By Ginny. Excerpts:
The ethical argument for veganism pertains to everyone, but health arguments target a very specific population. In a trailer for the book The Engine 2 Diet, one person who went through “the program,” is no longer on it, because “she doesn’t need to be.” That is—like many omnivores—she is in good health and sees absolutely no reason why she should be vegan....
The health argument isn’t unique. People who are focused only on the health aspects of a vegan diet are more likely to be enticed by other dietary philosophies that make promises about improved health. For ethical vegans, there is no comparable or alternative way of eating and living.
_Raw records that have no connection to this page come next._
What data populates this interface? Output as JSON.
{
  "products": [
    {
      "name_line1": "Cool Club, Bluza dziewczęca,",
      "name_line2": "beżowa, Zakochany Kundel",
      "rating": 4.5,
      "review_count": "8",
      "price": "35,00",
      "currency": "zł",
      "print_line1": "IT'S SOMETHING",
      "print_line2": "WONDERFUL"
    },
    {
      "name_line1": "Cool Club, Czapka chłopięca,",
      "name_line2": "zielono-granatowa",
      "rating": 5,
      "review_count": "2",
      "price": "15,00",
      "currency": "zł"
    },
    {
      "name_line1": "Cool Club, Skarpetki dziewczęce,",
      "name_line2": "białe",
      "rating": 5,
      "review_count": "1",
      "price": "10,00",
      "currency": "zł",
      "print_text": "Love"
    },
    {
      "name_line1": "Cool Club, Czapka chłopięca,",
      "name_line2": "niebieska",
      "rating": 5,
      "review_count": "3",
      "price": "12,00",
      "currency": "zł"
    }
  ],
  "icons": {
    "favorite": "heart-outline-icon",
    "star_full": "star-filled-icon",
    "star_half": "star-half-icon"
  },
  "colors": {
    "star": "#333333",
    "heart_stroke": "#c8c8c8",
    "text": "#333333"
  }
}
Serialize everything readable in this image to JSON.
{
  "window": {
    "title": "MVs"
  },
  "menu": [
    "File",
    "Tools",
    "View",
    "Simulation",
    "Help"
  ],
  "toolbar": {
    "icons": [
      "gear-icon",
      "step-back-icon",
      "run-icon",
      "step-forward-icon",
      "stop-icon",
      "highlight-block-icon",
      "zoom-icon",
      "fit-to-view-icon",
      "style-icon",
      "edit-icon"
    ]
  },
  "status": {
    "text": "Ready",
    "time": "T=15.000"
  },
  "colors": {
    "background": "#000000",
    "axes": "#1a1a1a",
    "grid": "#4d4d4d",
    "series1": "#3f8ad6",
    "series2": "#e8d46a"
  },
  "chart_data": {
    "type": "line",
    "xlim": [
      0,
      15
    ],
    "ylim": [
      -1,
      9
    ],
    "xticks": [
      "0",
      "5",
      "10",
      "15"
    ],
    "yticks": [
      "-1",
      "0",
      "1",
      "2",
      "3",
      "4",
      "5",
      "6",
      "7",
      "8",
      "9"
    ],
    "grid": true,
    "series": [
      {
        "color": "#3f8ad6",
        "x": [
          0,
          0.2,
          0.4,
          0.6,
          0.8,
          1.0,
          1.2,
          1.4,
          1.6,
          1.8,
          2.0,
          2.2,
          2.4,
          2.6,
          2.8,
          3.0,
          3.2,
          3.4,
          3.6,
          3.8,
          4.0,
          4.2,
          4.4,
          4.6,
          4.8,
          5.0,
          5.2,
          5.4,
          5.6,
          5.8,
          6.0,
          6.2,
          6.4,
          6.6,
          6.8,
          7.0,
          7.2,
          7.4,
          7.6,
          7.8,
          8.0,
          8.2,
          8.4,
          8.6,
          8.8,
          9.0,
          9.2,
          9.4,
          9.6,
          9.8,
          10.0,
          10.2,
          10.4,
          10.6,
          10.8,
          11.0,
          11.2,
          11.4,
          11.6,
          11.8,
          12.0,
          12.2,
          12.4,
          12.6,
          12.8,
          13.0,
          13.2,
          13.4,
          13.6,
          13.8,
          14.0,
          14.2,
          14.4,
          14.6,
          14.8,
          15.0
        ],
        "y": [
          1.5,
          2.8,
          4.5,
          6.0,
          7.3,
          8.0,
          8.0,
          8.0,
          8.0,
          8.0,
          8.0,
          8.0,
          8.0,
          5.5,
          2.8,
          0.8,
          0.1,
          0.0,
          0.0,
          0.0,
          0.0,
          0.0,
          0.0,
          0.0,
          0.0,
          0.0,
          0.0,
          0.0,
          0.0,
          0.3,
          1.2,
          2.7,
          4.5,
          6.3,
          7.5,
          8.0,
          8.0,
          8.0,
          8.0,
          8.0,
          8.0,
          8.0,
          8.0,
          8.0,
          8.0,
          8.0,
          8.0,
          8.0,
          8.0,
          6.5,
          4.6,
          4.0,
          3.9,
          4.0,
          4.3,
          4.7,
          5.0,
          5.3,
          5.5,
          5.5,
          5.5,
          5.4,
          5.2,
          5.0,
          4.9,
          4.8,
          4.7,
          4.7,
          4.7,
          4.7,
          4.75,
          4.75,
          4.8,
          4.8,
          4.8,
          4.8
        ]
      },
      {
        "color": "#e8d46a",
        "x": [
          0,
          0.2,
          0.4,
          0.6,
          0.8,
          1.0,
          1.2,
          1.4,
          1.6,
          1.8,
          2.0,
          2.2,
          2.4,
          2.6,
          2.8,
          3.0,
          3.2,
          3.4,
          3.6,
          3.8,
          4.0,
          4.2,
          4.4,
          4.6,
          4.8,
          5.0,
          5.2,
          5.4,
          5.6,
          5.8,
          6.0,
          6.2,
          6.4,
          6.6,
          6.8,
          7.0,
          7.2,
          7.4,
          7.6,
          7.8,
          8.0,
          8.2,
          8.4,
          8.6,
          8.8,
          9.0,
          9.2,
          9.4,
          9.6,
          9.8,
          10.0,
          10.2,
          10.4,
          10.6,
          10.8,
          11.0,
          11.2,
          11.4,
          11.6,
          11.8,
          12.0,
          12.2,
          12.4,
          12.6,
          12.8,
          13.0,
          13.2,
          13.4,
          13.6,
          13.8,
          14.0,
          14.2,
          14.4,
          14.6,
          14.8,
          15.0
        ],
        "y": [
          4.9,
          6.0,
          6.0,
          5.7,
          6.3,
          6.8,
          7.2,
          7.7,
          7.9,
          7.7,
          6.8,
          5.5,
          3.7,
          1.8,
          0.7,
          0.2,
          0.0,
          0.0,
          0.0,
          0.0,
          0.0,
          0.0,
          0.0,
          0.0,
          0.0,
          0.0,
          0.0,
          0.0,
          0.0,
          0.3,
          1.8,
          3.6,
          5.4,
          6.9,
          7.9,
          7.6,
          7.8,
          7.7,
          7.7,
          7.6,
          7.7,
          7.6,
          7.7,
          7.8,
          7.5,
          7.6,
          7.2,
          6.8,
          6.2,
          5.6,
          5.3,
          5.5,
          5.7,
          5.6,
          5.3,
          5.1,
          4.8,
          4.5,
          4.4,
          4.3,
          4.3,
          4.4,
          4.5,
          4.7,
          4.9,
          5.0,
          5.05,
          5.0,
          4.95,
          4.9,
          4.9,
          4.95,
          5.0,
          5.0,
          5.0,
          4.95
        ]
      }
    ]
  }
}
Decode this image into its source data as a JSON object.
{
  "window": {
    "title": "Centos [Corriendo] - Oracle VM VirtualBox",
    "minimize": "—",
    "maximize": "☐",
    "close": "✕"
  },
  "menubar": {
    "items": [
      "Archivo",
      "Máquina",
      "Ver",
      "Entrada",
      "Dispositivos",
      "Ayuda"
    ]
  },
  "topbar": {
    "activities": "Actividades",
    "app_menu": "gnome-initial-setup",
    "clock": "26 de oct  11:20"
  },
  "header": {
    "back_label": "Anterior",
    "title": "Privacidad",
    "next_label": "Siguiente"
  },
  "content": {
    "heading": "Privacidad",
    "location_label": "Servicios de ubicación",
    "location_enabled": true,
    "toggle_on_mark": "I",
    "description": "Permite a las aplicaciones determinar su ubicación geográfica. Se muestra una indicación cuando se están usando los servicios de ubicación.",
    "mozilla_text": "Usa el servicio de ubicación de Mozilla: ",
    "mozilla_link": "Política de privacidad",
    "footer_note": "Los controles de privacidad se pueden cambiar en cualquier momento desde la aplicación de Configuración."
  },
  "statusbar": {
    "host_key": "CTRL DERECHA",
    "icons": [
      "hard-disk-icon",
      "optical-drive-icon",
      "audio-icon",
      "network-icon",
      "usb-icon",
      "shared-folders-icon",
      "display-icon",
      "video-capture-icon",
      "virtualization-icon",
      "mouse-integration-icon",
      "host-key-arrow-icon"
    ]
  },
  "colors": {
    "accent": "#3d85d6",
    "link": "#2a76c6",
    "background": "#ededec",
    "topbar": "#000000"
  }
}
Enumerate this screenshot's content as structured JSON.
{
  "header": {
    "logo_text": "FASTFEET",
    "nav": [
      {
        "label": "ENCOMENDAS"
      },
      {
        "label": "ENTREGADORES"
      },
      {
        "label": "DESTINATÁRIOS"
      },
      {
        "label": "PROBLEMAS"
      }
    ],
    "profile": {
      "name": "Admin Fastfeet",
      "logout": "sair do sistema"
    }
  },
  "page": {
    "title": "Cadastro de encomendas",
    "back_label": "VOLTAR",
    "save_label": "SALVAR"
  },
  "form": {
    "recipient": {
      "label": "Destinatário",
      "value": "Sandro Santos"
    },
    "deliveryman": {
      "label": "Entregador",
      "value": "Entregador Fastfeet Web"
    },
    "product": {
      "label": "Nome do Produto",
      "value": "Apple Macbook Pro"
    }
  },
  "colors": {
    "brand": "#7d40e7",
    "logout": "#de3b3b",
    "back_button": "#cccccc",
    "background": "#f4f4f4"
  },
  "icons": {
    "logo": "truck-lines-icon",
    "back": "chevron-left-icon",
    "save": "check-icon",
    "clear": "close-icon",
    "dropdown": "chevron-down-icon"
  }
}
The counter-argument to all of this, of course, is that getting people to go vegan for any reason is a good thing. It reduces animal use and it helps shift paradigms about food choices—which can eventually open minds to the issue of animal liberation. I’m in favor of most efforts and campaigns that do those things. But here is the problem with using the health argument in this way—it’s that there isn’t any health argument for veganism.
There is, of course, a pretty good argument for eating more plants (lots more plants) and less animal food, but no one has shown that you must eat a 100 percent plant diet in order to be healthy. So to make an argument for a 100% vegan diet based on health benefits alone, we have no choice but to stretch the truth. We have to overstate the benefits of vegan diets, and sometimes minimize or dismiss the risks. And as soon as we stray from the actual facts, our advocacy is on shaky ground.
Sunday, August 12, 2012
Friday, August 10, 2012
Ginny Messina -- one of the most honest and thoughtful vegans around -- has several new blog posts:
New Research on Weight Control, Vegetarian Diets and Eating Disorders
The Plant-Powered Diet and Best Resources for Vegans
From the latter, I wanted to note this key quote:
I peruse a lot of popular nutrition books and it seems like the key to success is to make extravagant claims, gloss over how complex the research is, and assure readers that you know the one and only diet to prevent all disease and ensure permanent (and easy!) weight loss.
We vegans (and the animals!) are fortunate to have Ginny and her honest and thorough work!